## Problem
The answer is the data repeated in full, with no pictures included.

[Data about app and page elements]

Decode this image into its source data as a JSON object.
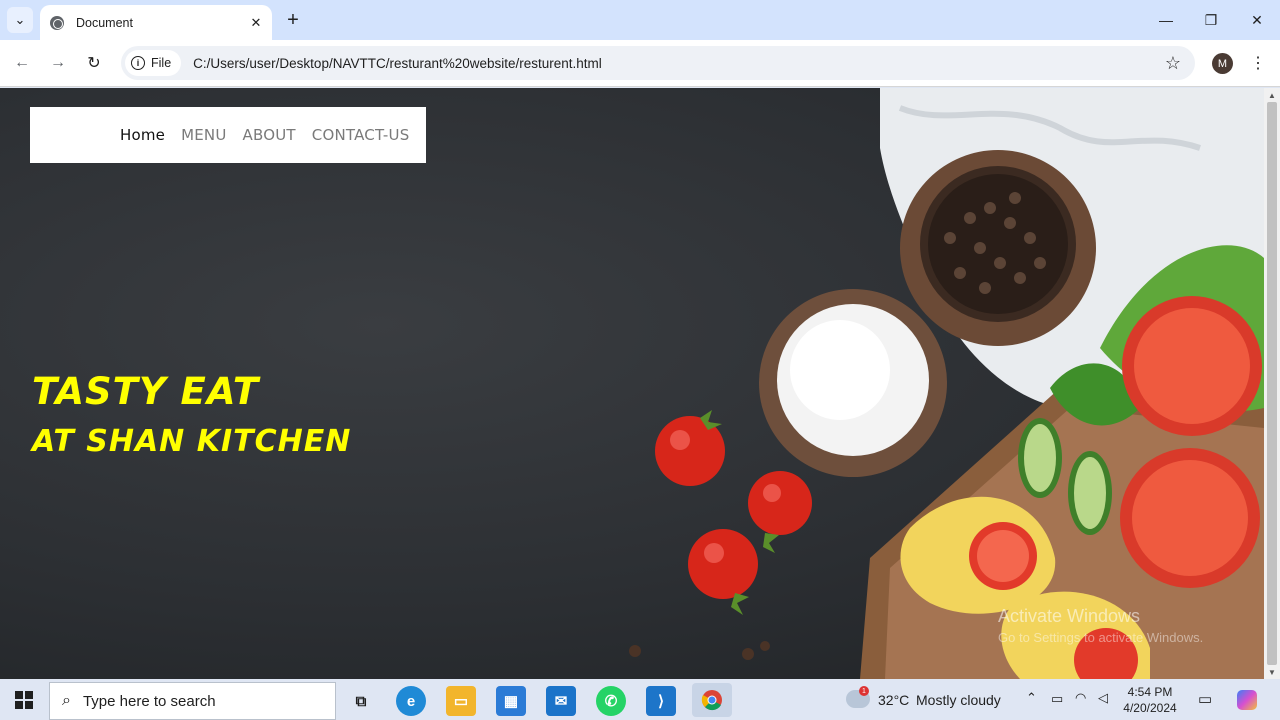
{
  "browser": {
    "tab_title": "Document",
    "chip_label": "File",
    "url": "C:/Users/user/Desktop/NAVTTC/resturant%20website/resturent.html",
    "profile_initial": "M"
  },
  "site": {
    "nav": [
      {
        "label": "Home",
        "active": true
      },
      {
        "label": "MENU",
        "active": false
      },
      {
        "label": "ABOUT",
        "active": false
      },
      {
        "label": "CONTACT-US",
        "active": false
      }
    ],
    "hero_title": "TASTY EAT",
    "hero_subtitle": "AT SHAN KITCHEN",
    "hero_color": "#ffff00",
    "nav_background": "#ffffff"
  },
  "watermark": {
    "line1": "Activate Windows",
    "line2": "Go to Settings to activate Windows."
  },
  "taskbar": {
    "search_placeholder": "Type here to search",
    "weather_temp": "32°C",
    "weather_desc": "Mostly cloudy",
    "weather_badge": "1",
    "time": "4:54 PM",
    "date": "4/20/2024",
    "apps": [
      "task-view-icon",
      "edge-icon",
      "file-explorer-icon",
      "store-icon",
      "mail-icon",
      "whatsapp-icon",
      "vscode-icon",
      "chrome-icon"
    ]
  },
  "colors": {
    "tabstrip": "#d3e3fd",
    "taskbar": "#dfe6f3"
  }
}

## Written answer
Decode this image into its source data as a JSON object.
{
  "browser": {
    "tab_title": "Document",
    "chip_label": "File",
    "url": "C:/Users/user/Desktop/NAVTTC/resturant%20website/resturent.html",
    "profile_initial": "M"
  },
  "site": {
    "nav": [
      {
        "label": "Home",
        "active": true
      },
      {
        "label": "MENU",
        "active": false
      },
      {
        "label": "ABOUT",
        "active": false
      },
      {
        "label": "CONTACT-US",
        "active": false
      }
    ],
    "hero_title": "TASTY EAT",
    "hero_subtitle": "AT SHAN KITCHEN",
    "hero_color": "#ffff00",
    "nav_background": "#ffffff"
  },
  "watermark": {
    "line1": "Activate Windows",
    "line2": "Go to Settings to activate Windows."
  },
  "taskbar": {
    "search_placeholder": "Type here to search",
    "weather_temp": "32°C",
    "weather_desc": "Mostly cloudy",
    "weather_badge": "1",
    "time": "4:54 PM",
    "date": "4/20/2024",
    "apps": [
      "task-view-icon",
      "edge-icon",
      "file-explorer-icon",
      "store-icon",
      "mail-icon",
      "whatsapp-icon",
      "vscode-icon",
      "chrome-icon"
    ]
  },
  "colors": {
    "tabstrip": "#d3e3fd",
    "taskbar": "#dfe6f3"
  }
}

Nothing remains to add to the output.